It is not effortless sharing your household’s financial hardships by having space packed with state senators and strangers.
But that’s just just exactly what Glenda Wood of Bellevue planned to accomplish Tuesday, as she testifies on a bill (LB1036) that could limit financing practices of pay day loan facilities.
She’d want to start to see the Legislature expand the full time framework when it comes to loans to be repaid, she stated.
In 2007, Wood and her spouse required tires because of their automobile and took down a $500 cash advance without realizing, she stated, they might need to pay the amount that is full immediately.
“and thus we sort of got caught in this cycle of simply renewing that exact same loan over and once more, simply having to pay the charges and not repaying the mortgage it self,” she stated.
” we have to have known better, but often if you are just hopeless to have one thing fixed, you are doing what you could.”
In the time, she stated, they required the funds and there is no alternative way to have it. But once you understand whatever they understand now, they ought tonot have taken the mortgage, she stated.
“I am able to only hope that by sharing our tale of that which we had for many years she said that it will help others. “Sometimes people get covered into something they don’t really completely understand.”
The bill, introduced by Lincoln Sen. Kathy Campbell, would repeal the limit that is 34-day a cash advance’s length and change the short-term, lump-sum re re re payment with one centered on affordable re re payments with time.
It might need that loan costs be figured up front side and spread out as time passes, to make certain that every month a debtor makes payments that are substantially equal get toward principal, interest and charges.
It would additionally set a maximum payment per month at 5 % of debtor earnings and limitation optimum loan costs.
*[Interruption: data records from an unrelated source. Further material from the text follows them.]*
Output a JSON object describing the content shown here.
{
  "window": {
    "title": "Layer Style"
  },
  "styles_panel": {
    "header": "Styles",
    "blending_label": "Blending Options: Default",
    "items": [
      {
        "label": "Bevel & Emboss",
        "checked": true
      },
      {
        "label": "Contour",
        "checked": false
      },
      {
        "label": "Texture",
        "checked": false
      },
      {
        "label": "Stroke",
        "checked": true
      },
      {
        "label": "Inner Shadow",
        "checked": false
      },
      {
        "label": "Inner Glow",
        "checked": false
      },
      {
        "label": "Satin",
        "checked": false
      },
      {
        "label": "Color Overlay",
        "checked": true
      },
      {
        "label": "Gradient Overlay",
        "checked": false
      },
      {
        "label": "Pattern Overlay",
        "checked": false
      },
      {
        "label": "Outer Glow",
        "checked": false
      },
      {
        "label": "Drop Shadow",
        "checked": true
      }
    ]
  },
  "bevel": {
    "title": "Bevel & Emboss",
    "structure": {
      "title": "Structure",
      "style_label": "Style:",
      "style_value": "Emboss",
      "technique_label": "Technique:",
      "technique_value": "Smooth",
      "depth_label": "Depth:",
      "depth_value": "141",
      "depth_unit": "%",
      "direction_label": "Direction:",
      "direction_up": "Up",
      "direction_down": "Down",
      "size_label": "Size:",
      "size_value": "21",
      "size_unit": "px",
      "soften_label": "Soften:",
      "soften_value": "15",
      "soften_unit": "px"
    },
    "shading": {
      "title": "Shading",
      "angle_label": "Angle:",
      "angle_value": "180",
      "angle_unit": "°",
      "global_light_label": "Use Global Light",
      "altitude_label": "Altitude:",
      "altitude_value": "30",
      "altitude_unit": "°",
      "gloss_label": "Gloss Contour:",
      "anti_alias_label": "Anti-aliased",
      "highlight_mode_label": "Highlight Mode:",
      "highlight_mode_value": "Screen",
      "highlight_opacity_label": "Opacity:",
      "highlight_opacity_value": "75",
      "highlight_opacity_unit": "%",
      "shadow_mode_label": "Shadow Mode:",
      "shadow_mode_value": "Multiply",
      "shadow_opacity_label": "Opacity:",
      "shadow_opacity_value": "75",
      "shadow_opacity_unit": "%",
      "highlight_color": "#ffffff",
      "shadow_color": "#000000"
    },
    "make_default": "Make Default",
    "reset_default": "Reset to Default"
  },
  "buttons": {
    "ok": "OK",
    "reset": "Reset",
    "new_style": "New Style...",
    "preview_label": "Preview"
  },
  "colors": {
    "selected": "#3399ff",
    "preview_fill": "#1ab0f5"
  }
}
Loan providers could charge borrowers mortgage loan of only as much as 36 per cent each year, and a maximum maintenance that is monthly of $20.
Campbell stated the bill lead from discussions associated with Legislature’s Intergenerational Poverty Task Force, and a continuing study of actions, conditions and policies that donate to persistent poverty in Nebraska.
Brad Hill, president for the Nebraska Financial Services Association and a payday lender, stated the amount of pay day loan businesses happens to be dwindling, if the balance passed it can expel those kept or keep few operators.
While using the critique pay day loan organizations have, he stated, the Department of Banking, the greater company Bureau plus the Consumer Financial Protection Bureau have few complaints about them.
“This legislation isn’t customer or problem driven,” Hill said.
The proponents for the bill point out a Colorado legislation that eliminated the traditional two-week pay day loan and replaced it by having a six-month installment loan. The normal loan of $389 paid back in 90 days now costs $116. While the normal debtor will pay 4 per cent to 5 per cent of the paycheck on repay, instead of one-third.
Hill stated once the Colorado legislation went into impact this season, two-thirds regarding the companies shut. Some have actually since keep coming back, he stated.
“The legislation they are proposing listed here is a lot more restrictive,” he stated.
The certification fee would double for Nebraska also loan providers, he stated.
The loans work this real method: The debtor writes a look for 15 per cent within the amount borrowed; therefore for the $100 check, the debtor gets $85 in money. As soon as the individual gets their next paycheck, she or he produces $100 or even the payday lender deposits the check that is original. If any check bounces, the cost for the returned check is $15.
The normal pay day loan is just about $300, with a $55 cost. The utmost loaned is $500.
“Our clients genuinely have nowhere else to get,” Hill stated. “no body is apparently whining except this maternalistic legislation.”
Nick Bourne, manager associated with small-dollar loans project for the Pew Charitable Trusts, has been doing research and analysis on payday financing for longer than 5 years and developed policy that is public.
“the forex market that individuals are utilising just isn’t working well,” he stated. “And you will find models up for grabs available to you that demonstrate just just how forex trading can perhaps work better.”
You will find a number that is staggering of whoever incomes fluctuate — wage employees, separate contractors — plus they might have issues making ends satisfy every month. The conventional worker makes about $30,000 a 12 months, or $1,250 every a couple of weeks.
Often their requirements mismatch using their paychecks. Hours are down however the rent is born, as an example. Or perhaps the charge card is maxed away and a learning student loan re payment is born.
The pay day loan they sometimes turn to helps make the situation worse, he said. The one who has got to change in 2 months and repay $300 will totally lose about one-third of their paycheck.
Patricia “Big Mama” Barron, owner of Big Mama’s Kitchen and Catering in Omaha, delivered a page to senators the other day saying she ended up being concerned about the pay day loan regulations in Nebraska and their effect on families.
“I’m able to let you know 100 horrific tales of my workers, relatives and buddies on what they usually have struggled, and several times failed, to have out of this period for the lending that is predatory of loan providers,” she stated.